The cake doesn't need the oven. I'm sorry if you have already known , but I would like to try to introduce the "Biscuit cake", here.
* Rich tea/Marie type biscuits
* whipped cream added sugar ( Luckily,ready-made whipped cream is available at my local E-mart in Korea)
* strong brewed coffee (or milk), room temperature
#1 Dunk the both faces of a biscuit lightly in coffee (or milk).
(Be careful not to make it too moist, please!)
#2 Spread some whipped cream on top of the biscuit.
#3 Continue piling with slightly moist biscuit and whipped cream alternately as much as you like, finishing with the biscuit.
#4 Fill the gap between biscuits and spread on top with cream, stylishly.
(If you prefer a "low-calorie" cake, you can skip #4.)
#5 Cover the yummy tower with plastic wrap and refrigerate at least three hours until the biscuits successfully change into a soft moist texture like a sponge cake thanks to the whipped cream.
#6 Adorn with your favourite fruit before serving.
If you create your cake longer like a log and lay it and then spread cream all over it, I think that your cake can be something like a Buche de Noel. To tell the truth, I have never baked even home-made biscuits and I know that my home-made "biscuit-cake" is extremely out of touch with elegance.
However, it was enjoyable for me to fix this cake. I hope many people will enjoy making your own "Biscuit-cake". By the way, as much as we the Japanese call the Biscuit-cake "cake", some people outside Japan may consider it "biscuit".
How do you feel about that, Nicey?
Hiromi Miura (seoul Korea)
|Nicey replies: Dear Hiromi,
I think that biscuits can be ingredients in cakes, as the digestive biscuit and ginger nut often form the base for Cheesecakes. So biscuits are quite prepared for this treatment. I don't think it can go the other way though. Perhaps the closest is the sponge fingers that get used in desserts which are very dry and brittle which have almost entered a state where by they could be used as biscuits. Even so that is no the same thing as smashing them up or treating them with a solution that would turn them into biscuits.

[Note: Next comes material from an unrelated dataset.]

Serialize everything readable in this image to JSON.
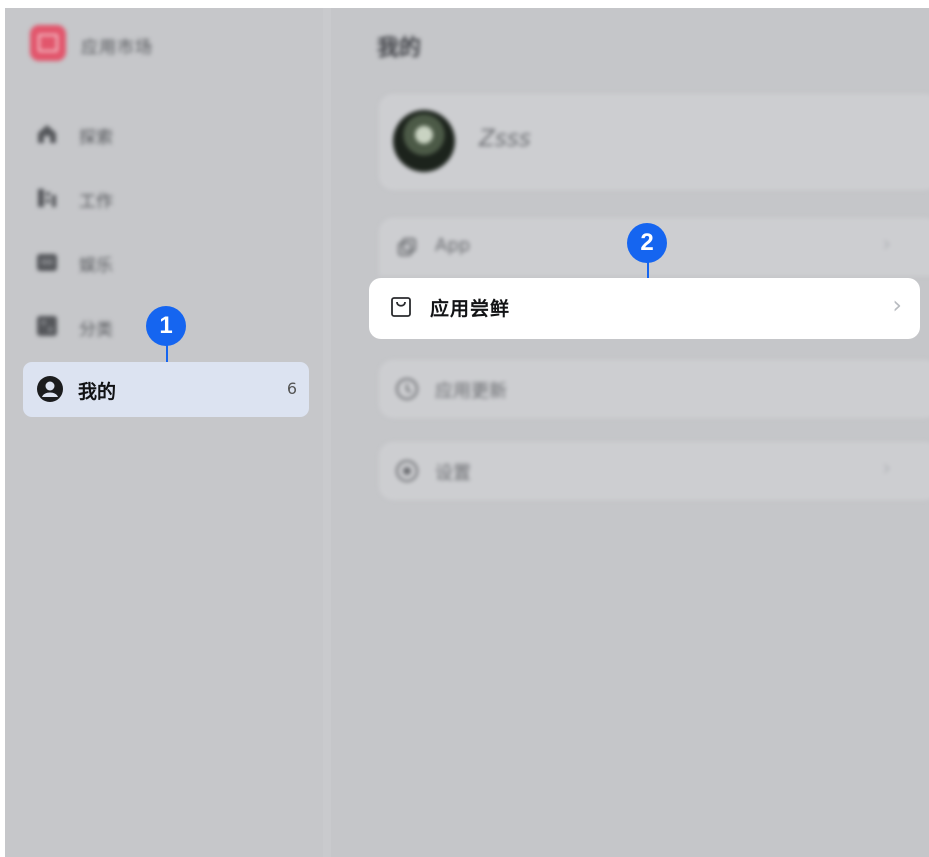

Perhaps some of the people outside of Japan should think about that, although you might have to do the translation again.
P.S. I like the strawberry on top, very tempting.